(Entries provided Opens)
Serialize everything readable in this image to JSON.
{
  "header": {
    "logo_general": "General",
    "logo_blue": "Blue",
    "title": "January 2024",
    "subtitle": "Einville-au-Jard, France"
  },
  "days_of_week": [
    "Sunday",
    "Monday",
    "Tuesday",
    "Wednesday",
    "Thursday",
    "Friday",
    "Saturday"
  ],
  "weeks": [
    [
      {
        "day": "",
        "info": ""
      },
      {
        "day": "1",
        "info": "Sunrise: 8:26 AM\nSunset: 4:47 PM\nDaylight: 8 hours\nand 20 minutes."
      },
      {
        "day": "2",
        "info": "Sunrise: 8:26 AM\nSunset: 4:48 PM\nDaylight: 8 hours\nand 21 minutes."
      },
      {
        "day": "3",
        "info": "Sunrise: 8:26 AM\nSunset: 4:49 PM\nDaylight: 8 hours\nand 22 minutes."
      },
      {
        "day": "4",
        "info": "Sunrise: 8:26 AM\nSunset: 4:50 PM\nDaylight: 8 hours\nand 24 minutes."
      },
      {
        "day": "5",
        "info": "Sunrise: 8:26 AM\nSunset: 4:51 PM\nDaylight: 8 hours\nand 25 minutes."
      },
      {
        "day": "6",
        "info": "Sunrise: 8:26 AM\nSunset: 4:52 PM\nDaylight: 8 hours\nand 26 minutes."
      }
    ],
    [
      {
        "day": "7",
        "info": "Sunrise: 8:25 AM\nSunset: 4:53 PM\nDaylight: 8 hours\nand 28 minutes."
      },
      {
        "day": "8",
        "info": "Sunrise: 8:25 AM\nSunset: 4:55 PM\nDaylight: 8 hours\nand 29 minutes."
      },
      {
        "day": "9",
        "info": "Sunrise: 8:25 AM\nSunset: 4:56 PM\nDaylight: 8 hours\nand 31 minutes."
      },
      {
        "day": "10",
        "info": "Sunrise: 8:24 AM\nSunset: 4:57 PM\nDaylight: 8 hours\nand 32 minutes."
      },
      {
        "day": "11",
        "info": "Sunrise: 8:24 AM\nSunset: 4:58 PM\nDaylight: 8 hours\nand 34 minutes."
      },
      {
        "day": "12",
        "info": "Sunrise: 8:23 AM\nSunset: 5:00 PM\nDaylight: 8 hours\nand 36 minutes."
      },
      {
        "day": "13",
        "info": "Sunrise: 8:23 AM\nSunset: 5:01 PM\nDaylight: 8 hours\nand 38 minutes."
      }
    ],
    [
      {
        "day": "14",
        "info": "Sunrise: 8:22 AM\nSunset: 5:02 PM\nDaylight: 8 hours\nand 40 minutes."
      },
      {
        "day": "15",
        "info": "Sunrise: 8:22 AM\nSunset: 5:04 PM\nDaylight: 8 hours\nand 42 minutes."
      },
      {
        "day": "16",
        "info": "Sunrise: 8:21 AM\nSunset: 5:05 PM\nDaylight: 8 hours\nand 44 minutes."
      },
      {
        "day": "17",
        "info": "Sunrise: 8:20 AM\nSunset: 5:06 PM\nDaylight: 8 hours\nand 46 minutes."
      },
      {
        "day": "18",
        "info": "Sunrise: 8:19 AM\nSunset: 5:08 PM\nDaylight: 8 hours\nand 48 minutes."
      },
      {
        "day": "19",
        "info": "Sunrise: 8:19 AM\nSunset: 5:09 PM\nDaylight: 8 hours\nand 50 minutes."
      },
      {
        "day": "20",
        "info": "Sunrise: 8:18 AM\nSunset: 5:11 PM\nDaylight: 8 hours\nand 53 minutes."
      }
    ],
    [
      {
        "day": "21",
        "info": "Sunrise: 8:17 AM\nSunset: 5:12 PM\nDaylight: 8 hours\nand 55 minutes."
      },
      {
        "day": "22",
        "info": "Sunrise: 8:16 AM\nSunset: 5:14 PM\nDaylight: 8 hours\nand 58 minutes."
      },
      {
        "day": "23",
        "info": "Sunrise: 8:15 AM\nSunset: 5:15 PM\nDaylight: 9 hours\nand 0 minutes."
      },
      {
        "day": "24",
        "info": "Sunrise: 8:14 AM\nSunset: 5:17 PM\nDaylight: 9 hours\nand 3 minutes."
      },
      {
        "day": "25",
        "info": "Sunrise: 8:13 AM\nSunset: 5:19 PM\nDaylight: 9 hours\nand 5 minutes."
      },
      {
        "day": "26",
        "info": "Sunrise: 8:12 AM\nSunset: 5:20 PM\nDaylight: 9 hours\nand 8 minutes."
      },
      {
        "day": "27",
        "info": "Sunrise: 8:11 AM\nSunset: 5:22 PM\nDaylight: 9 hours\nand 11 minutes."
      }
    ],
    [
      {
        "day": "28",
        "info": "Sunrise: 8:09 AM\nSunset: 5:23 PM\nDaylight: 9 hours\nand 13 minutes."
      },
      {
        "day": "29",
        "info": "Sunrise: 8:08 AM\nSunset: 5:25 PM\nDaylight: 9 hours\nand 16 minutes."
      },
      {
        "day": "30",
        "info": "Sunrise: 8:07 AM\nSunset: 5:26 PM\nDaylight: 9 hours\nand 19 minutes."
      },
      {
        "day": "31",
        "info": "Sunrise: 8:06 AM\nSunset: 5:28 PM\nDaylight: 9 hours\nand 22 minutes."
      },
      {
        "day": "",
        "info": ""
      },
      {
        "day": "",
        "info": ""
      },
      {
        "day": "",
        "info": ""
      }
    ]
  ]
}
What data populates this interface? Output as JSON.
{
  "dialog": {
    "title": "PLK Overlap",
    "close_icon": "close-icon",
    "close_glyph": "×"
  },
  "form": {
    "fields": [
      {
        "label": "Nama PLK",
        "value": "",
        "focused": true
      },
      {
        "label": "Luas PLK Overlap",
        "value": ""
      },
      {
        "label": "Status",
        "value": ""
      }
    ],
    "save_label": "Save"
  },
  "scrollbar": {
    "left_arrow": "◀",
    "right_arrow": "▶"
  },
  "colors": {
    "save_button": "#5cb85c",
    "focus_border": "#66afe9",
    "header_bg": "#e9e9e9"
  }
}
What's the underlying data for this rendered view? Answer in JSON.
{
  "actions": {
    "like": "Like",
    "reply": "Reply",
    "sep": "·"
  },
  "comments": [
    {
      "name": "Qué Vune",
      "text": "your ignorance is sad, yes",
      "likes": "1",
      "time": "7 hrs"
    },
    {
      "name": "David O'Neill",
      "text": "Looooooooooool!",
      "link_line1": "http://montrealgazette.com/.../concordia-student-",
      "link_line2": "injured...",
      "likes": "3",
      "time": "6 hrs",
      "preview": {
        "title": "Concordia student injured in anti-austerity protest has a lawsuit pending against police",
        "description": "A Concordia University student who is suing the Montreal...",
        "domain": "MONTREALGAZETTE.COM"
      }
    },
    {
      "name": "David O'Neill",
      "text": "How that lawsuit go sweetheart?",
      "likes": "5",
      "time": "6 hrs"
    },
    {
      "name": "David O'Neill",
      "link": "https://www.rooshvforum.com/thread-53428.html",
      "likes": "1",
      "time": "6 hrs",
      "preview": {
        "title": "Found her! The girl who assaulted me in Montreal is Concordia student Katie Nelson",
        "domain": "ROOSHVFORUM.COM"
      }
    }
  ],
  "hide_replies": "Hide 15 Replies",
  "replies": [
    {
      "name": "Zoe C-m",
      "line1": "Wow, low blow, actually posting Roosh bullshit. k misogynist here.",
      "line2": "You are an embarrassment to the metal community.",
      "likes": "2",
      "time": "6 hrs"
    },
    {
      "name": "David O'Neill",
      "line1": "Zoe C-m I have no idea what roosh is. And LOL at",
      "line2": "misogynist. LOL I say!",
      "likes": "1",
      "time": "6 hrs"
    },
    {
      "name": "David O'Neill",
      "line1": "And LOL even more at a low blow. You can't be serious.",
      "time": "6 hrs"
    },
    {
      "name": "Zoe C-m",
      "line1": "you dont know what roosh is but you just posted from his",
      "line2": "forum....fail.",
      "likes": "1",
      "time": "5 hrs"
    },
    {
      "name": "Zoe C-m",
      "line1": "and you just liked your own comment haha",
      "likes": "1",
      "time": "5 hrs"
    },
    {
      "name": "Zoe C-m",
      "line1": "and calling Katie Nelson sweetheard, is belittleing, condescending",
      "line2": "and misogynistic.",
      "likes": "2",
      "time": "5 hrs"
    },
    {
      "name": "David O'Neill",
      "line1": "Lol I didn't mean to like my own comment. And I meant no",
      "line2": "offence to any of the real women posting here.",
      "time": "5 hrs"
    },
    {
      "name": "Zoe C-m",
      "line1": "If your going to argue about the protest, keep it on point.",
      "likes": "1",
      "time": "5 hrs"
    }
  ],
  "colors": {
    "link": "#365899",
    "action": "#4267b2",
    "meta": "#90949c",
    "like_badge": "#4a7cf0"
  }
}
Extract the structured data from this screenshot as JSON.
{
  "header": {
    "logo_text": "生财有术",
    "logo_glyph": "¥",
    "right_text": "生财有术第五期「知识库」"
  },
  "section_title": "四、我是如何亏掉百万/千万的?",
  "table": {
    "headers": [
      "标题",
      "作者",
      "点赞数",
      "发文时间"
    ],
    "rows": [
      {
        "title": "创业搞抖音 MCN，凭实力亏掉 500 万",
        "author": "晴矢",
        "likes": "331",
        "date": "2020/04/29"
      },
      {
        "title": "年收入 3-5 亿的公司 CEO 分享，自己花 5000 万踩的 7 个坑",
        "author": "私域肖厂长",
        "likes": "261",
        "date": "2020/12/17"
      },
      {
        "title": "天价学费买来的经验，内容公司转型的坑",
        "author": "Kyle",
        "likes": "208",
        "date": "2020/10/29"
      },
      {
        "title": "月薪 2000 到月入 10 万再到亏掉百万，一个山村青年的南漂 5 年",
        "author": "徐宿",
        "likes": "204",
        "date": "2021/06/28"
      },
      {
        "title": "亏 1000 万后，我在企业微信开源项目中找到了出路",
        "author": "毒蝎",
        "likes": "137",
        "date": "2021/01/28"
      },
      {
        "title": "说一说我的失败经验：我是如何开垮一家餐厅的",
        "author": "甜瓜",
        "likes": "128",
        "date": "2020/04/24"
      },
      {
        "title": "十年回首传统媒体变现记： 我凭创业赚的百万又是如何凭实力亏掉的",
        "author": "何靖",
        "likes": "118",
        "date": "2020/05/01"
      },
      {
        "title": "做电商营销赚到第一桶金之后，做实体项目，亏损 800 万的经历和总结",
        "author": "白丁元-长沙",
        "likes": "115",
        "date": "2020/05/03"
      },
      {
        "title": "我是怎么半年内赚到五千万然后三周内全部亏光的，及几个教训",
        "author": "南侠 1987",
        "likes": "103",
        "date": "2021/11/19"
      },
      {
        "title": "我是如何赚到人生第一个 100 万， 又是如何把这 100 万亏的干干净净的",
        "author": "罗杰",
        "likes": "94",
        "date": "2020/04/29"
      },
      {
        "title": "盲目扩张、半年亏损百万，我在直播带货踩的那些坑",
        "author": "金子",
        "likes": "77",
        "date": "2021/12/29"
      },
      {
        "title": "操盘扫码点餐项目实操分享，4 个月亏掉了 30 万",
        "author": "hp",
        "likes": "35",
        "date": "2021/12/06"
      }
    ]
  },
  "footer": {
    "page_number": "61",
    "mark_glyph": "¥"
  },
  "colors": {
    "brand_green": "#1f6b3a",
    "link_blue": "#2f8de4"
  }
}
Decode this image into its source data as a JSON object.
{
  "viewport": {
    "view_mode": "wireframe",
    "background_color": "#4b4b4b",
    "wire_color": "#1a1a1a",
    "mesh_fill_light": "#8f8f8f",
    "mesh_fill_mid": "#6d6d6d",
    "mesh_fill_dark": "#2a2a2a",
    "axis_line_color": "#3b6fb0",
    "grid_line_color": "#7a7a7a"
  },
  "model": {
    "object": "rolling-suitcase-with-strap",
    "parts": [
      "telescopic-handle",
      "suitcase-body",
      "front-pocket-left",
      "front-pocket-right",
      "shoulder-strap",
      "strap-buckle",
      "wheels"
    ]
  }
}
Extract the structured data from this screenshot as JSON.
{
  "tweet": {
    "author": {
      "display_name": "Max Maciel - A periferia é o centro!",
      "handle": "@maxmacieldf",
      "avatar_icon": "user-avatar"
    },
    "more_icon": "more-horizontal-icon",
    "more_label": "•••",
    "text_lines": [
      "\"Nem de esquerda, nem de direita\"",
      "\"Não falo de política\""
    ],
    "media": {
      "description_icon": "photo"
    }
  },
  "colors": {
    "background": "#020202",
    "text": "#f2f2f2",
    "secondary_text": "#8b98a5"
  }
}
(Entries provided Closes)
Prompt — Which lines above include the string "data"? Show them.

Response —
What data populates this interface? Output as JSON.
What's the underlying data for this rendered view? Answer in JSON.
Extract the structured data from this screenshot as JSON.
Decode this image into its source data as a JSON object.
Extract the structured data from this screenshot as JSON.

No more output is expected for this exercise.